SS1+ that's running 100% static binaries right now. It's an awful lot
faster at starting programs than it was before I static linked
everything, and it's certainly no slower at running long-lived processes
over their lifetime. The NFS server it loads from also runs 100% static
binaries. On the workstation I've had to add maybe only 4MB of RAM over
what I used before. The server can run builds a lot faster now than it
did before, but it already had adequate memory so I'm not sure how much
more was necessary.
In terms of convenience those static-linked systems are also running all
static-linked pkgsrc programs too. I can now upgrade sensitive programs
immediately, or the components from which they are built, without having
to worry about possibly upgrading all the other programs which might be
built from the same components. I can do this very efficiently too
since all I have to do is "cd /usr/pkgsrc; cvs update" and occasionally
merge a few changes with my local hacks. All the real work of porting
and testing is done by other people and shared with everyone. I win
because I can upgrade my static-only systems with more ease than anyone
else can upgrade their dynamic-linked systems (though unfortunately I
still wear both those hats).
Greg A. Woods
+1 416 218-0098; <email@example.com>; <firstname.lastname@example.org>

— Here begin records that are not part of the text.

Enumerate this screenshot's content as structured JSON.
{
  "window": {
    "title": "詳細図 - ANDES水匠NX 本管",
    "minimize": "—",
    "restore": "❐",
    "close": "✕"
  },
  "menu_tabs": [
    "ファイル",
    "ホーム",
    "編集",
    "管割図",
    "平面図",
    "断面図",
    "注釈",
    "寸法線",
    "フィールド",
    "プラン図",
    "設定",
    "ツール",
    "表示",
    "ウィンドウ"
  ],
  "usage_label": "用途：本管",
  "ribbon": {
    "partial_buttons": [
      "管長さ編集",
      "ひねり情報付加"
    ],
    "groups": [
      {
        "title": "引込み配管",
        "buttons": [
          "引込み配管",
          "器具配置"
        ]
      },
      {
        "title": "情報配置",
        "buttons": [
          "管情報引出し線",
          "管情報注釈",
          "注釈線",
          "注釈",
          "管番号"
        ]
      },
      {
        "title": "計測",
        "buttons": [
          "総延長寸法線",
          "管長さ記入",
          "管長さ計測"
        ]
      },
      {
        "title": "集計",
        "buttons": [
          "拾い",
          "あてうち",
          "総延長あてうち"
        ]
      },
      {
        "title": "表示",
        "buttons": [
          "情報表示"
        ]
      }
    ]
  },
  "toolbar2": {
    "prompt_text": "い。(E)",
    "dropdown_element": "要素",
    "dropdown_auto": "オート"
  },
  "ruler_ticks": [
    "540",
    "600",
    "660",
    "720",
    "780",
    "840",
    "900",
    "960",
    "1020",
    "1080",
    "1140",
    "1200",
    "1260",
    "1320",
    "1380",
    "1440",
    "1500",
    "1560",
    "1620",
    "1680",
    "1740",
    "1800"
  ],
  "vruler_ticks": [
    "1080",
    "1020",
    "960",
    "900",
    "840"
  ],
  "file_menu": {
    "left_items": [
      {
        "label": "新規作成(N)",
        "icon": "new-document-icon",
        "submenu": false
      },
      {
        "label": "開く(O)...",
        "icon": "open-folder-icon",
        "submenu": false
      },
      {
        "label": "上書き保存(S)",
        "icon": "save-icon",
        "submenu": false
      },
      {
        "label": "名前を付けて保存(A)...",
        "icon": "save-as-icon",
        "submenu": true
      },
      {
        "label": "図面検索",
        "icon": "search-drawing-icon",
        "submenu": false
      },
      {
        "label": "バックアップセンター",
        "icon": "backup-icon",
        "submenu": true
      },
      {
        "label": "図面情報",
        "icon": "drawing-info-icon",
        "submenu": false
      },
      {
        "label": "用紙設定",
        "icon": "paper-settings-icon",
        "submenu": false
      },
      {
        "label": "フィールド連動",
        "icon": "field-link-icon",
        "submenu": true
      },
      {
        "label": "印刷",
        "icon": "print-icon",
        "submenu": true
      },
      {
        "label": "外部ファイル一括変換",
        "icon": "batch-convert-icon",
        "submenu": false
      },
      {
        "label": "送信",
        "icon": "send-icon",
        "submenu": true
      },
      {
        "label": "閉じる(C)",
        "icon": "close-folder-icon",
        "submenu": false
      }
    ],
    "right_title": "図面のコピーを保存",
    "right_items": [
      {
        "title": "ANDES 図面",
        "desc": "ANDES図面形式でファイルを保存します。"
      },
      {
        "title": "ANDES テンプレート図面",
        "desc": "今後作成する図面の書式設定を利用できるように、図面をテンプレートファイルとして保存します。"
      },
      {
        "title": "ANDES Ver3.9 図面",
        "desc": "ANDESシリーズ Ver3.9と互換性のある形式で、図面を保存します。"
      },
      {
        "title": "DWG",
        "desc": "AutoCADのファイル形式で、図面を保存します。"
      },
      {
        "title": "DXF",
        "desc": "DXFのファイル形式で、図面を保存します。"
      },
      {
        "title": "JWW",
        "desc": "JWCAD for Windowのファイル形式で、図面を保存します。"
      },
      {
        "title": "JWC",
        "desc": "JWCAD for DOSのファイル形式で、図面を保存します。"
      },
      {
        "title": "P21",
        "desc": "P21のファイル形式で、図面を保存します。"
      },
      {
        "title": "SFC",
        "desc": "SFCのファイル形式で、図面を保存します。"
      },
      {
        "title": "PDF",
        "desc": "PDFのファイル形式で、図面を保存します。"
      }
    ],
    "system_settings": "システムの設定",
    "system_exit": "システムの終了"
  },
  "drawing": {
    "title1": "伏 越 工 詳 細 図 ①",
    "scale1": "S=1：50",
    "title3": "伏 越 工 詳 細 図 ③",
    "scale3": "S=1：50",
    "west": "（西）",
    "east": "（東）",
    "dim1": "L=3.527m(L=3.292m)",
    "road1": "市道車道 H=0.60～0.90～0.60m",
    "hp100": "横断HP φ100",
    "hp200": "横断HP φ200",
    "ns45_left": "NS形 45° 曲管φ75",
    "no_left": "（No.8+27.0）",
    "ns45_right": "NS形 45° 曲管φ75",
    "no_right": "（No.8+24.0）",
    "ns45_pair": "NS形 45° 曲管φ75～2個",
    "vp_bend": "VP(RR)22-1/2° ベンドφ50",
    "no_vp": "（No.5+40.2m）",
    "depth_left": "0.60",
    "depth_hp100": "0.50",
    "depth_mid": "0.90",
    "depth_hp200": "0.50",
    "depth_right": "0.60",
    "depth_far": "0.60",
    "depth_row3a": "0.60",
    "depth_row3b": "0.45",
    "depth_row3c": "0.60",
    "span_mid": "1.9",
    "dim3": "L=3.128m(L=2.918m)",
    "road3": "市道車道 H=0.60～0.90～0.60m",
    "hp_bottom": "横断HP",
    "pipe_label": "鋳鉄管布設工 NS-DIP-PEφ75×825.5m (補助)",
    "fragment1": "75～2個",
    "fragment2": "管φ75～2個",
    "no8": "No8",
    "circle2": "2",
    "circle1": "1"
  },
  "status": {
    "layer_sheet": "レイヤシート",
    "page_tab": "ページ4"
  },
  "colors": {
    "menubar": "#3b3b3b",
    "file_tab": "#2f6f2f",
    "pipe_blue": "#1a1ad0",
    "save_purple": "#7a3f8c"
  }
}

Planix, Inc. <email@example.com>; VE3TCP; Secrets of the Weird <firstname.lastname@example.org>